* [THE DATA]
• • • •

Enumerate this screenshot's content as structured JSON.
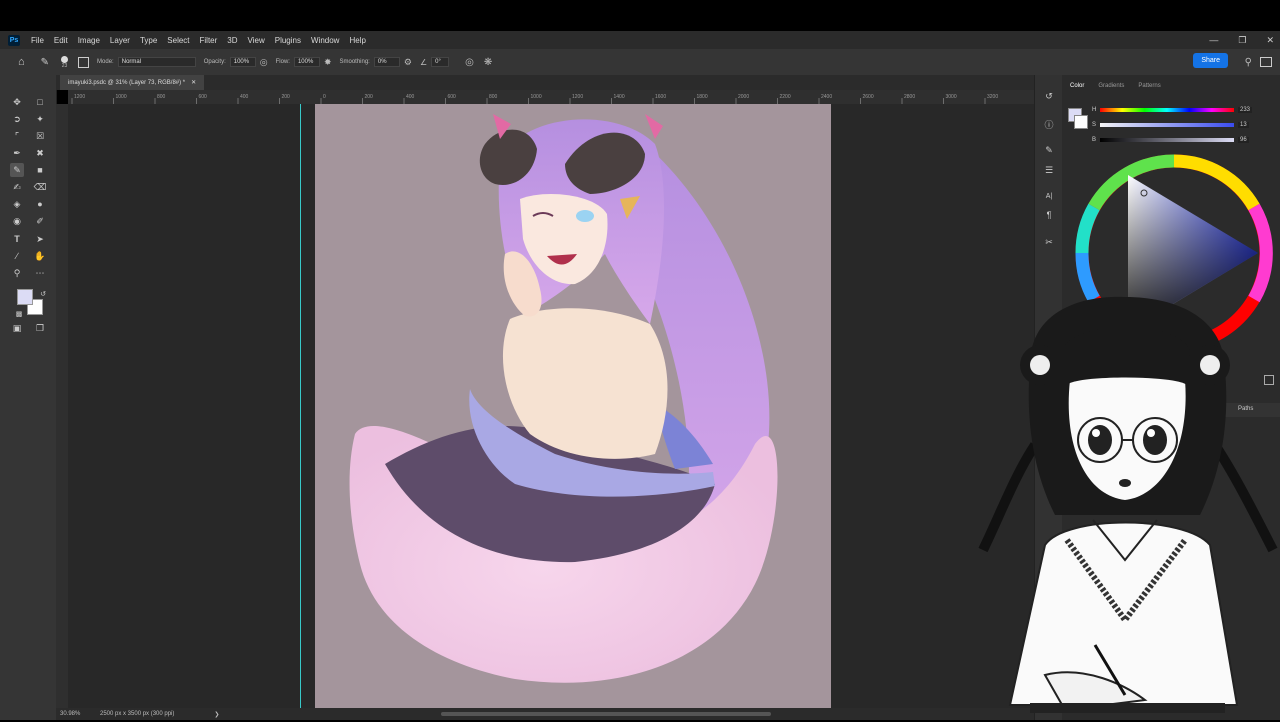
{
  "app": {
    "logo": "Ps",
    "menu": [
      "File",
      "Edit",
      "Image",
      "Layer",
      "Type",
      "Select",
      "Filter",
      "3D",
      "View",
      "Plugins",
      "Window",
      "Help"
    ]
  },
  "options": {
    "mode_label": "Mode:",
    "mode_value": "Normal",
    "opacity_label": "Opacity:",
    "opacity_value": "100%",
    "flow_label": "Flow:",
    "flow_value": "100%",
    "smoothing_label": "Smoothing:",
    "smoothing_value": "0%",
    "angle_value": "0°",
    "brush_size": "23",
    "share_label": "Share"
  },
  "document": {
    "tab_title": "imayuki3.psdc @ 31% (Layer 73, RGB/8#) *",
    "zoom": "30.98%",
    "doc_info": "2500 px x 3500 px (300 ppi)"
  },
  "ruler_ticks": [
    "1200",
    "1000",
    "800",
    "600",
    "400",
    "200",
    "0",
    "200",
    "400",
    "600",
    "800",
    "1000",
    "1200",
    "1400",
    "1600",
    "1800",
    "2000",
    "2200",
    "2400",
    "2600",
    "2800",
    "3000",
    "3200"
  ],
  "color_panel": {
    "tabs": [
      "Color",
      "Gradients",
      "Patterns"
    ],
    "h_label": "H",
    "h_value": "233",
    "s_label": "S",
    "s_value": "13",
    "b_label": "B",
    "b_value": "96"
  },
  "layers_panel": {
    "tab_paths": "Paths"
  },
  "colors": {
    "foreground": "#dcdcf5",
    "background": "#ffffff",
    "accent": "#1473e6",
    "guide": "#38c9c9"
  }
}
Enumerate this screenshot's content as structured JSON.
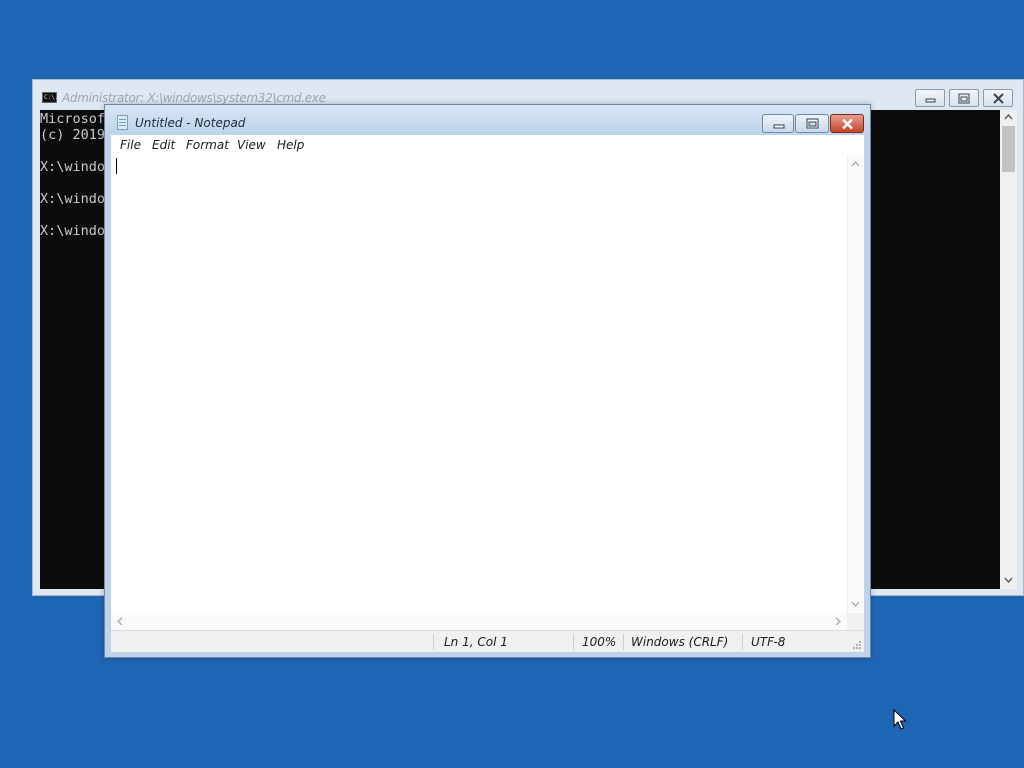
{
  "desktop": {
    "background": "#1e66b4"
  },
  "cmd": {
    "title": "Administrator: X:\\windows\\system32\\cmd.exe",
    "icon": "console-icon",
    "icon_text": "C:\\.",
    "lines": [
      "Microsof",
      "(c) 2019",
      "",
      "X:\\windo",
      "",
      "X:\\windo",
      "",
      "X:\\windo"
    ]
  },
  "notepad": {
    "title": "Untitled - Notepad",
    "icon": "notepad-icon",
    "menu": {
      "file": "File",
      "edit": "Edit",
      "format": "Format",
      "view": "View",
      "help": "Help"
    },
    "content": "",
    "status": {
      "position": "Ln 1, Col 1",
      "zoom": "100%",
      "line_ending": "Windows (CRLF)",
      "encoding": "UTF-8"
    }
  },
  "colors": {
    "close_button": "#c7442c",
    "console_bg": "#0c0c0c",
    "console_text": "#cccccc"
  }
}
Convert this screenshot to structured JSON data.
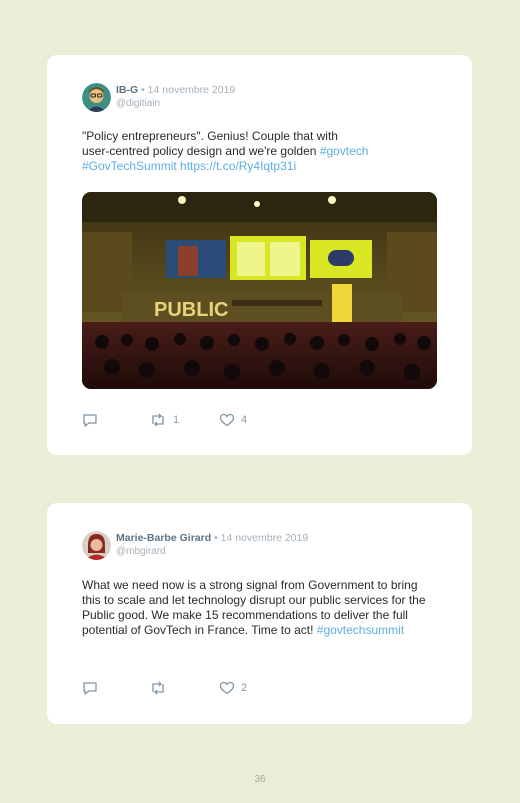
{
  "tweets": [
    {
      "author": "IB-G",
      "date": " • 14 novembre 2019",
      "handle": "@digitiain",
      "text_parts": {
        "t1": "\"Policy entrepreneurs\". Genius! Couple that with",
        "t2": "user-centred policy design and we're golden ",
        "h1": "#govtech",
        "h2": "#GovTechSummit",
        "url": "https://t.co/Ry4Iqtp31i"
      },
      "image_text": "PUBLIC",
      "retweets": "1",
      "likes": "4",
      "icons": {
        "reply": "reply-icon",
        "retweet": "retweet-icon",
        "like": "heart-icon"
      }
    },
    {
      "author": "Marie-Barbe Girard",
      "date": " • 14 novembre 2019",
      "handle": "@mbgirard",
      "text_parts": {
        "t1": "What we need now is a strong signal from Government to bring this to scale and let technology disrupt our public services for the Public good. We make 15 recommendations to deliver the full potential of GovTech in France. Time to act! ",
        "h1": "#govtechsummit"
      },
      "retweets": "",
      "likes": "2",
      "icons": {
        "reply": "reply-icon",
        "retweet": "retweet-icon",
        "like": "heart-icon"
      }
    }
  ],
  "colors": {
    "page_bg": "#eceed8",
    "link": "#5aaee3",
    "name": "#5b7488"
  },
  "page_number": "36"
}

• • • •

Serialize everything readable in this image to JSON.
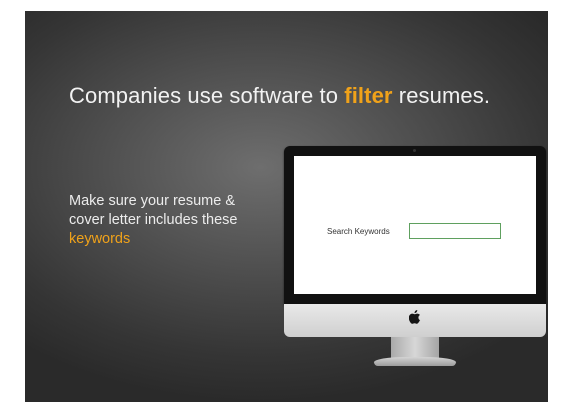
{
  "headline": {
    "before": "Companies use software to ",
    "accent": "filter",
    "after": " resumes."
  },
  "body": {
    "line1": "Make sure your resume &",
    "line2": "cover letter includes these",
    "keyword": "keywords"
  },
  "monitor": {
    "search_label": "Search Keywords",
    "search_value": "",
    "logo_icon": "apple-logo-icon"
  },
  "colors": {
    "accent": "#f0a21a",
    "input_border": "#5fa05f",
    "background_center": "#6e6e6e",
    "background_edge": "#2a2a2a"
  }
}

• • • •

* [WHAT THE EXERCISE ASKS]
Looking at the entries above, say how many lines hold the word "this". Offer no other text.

* [FINISHED TASK]
5